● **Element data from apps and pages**
────────────────

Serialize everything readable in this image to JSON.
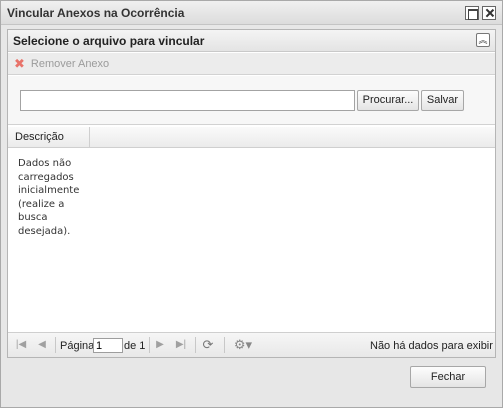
{
  "window": {
    "title": "Vincular Anexos na Ocorrência"
  },
  "panel": {
    "title": "Selecione o arquivo para vincular"
  },
  "toolbar": {
    "remove_label": "Remover Anexo"
  },
  "upload": {
    "file_value": "",
    "browse_label": "Procurar...",
    "save_label": "Salvar"
  },
  "grid": {
    "columns": [
      "Descrição"
    ],
    "empty_message": "Dados não carregados inicialmente (realize a busca desejada)."
  },
  "pager": {
    "page_label": "Página",
    "current_page": "1",
    "of_label": "de 1",
    "status": "Não há dados para exibir"
  },
  "footer": {
    "close_label": "Fechar"
  }
}
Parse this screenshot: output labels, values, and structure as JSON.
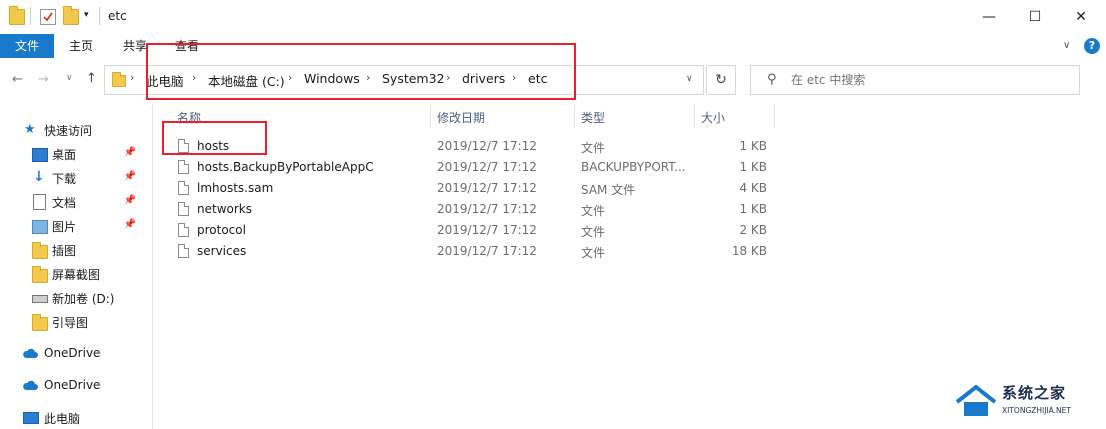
{
  "window": {
    "title": "etc",
    "minimize": "—",
    "maximize": "☐",
    "close": "✕"
  },
  "ribbon": {
    "tabs": [
      "文件",
      "主页",
      "共享",
      "查看"
    ],
    "help": "?"
  },
  "address": {
    "crumbs": [
      "此电脑",
      "本地磁盘 (C:)",
      "Windows",
      "System32",
      "drivers",
      "etc"
    ],
    "refresh": "↻"
  },
  "search": {
    "placeholder": "在 etc 中搜索"
  },
  "sidebar": {
    "items": [
      {
        "label": "快速访问",
        "icon": "star-icon"
      },
      {
        "label": "桌面",
        "icon": "desktop-icon",
        "pinned": true
      },
      {
        "label": "下载",
        "icon": "download-icon",
        "pinned": true
      },
      {
        "label": "文档",
        "icon": "document-icon",
        "pinned": true
      },
      {
        "label": "图片",
        "icon": "picture-icon",
        "pinned": true
      },
      {
        "label": "插图",
        "icon": "folder-icon"
      },
      {
        "label": "屏幕截图",
        "icon": "folder-icon"
      },
      {
        "label": "新加卷 (D:)",
        "icon": "drive-icon"
      },
      {
        "label": "引导图",
        "icon": "folder-icon"
      },
      {
        "label": "OneDrive",
        "icon": "cloud-icon"
      },
      {
        "label": "OneDrive",
        "icon": "cloud-icon"
      },
      {
        "label": "此电脑",
        "icon": "computer-icon"
      }
    ]
  },
  "table": {
    "columns": [
      "名称",
      "修改日期",
      "类型",
      "大小"
    ],
    "rows": [
      {
        "name": "hosts",
        "date": "2019/12/7 17:12",
        "type": "文件",
        "size": "1 KB"
      },
      {
        "name": "hosts.BackupByPortableAppC",
        "date": "2019/12/7 17:12",
        "type": "BACKUPBYPORT...",
        "size": "1 KB"
      },
      {
        "name": "lmhosts.sam",
        "date": "2019/12/7 17:12",
        "type": "SAM 文件",
        "size": "4 KB"
      },
      {
        "name": "networks",
        "date": "2019/12/7 17:12",
        "type": "文件",
        "size": "1 KB"
      },
      {
        "name": "protocol",
        "date": "2019/12/7 17:12",
        "type": "文件",
        "size": "2 KB"
      },
      {
        "name": "services",
        "date": "2019/12/7 17:12",
        "type": "文件",
        "size": "18 KB"
      }
    ]
  },
  "watermark": {
    "brand": "系统之家",
    "url": "XITONGZHIJIA.NET"
  },
  "colors": {
    "accent": "#1979ca",
    "highlight": "#e8202b",
    "folder": "#f2c94c"
  }
}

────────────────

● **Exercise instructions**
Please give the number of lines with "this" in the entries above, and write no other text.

● **Problem solution**
2